---------- Working data
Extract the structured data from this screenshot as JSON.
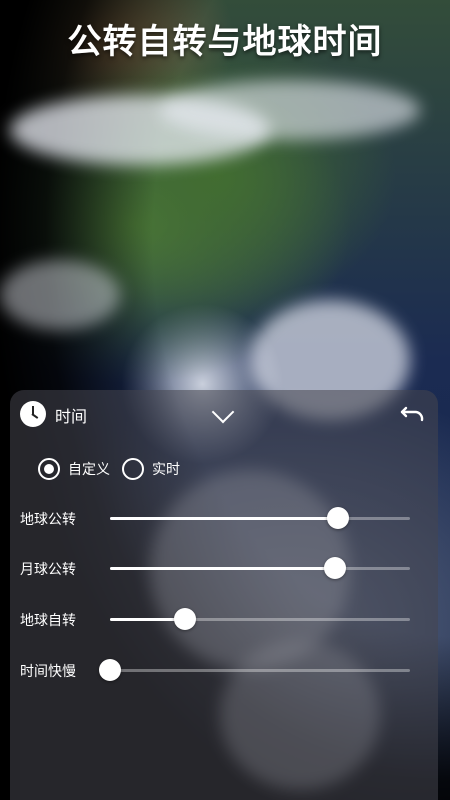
{
  "title": "公转自转与地球时间",
  "panel": {
    "header": {
      "icon": "clock-icon",
      "label": "时间",
      "collapse_icon": "chevron-down-icon",
      "reset_icon": "undo-icon"
    },
    "time_mode": {
      "options": [
        {
          "label": "自定义",
          "selected": true
        },
        {
          "label": "实时",
          "selected": false
        }
      ]
    },
    "sliders": [
      {
        "label": "地球公转",
        "value": 0.76
      },
      {
        "label": "月球公转",
        "value": 0.75
      },
      {
        "label": "地球自转",
        "value": 0.25
      },
      {
        "label": "时间快慢",
        "value": 0.0
      }
    ]
  }
}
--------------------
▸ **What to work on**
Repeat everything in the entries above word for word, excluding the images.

▸ **Solution for this problem**
Extract the structured data from this screenshot as JSON.
{
  "title": "公转自转与地球时间",
  "panel": {
    "header": {
      "icon": "clock-icon",
      "label": "时间",
      "collapse_icon": "chevron-down-icon",
      "reset_icon": "undo-icon"
    },
    "time_mode": {
      "options": [
        {
          "label": "自定义",
          "selected": true
        },
        {
          "label": "实时",
          "selected": false
        }
      ]
    },
    "sliders": [
      {
        "label": "地球公转",
        "value": 0.76
      },
      {
        "label": "月球公转",
        "value": 0.75
      },
      {
        "label": "地球自转",
        "value": 0.25
      },
      {
        "label": "时间快慢",
        "value": 0.0
      }
    ]
  }
}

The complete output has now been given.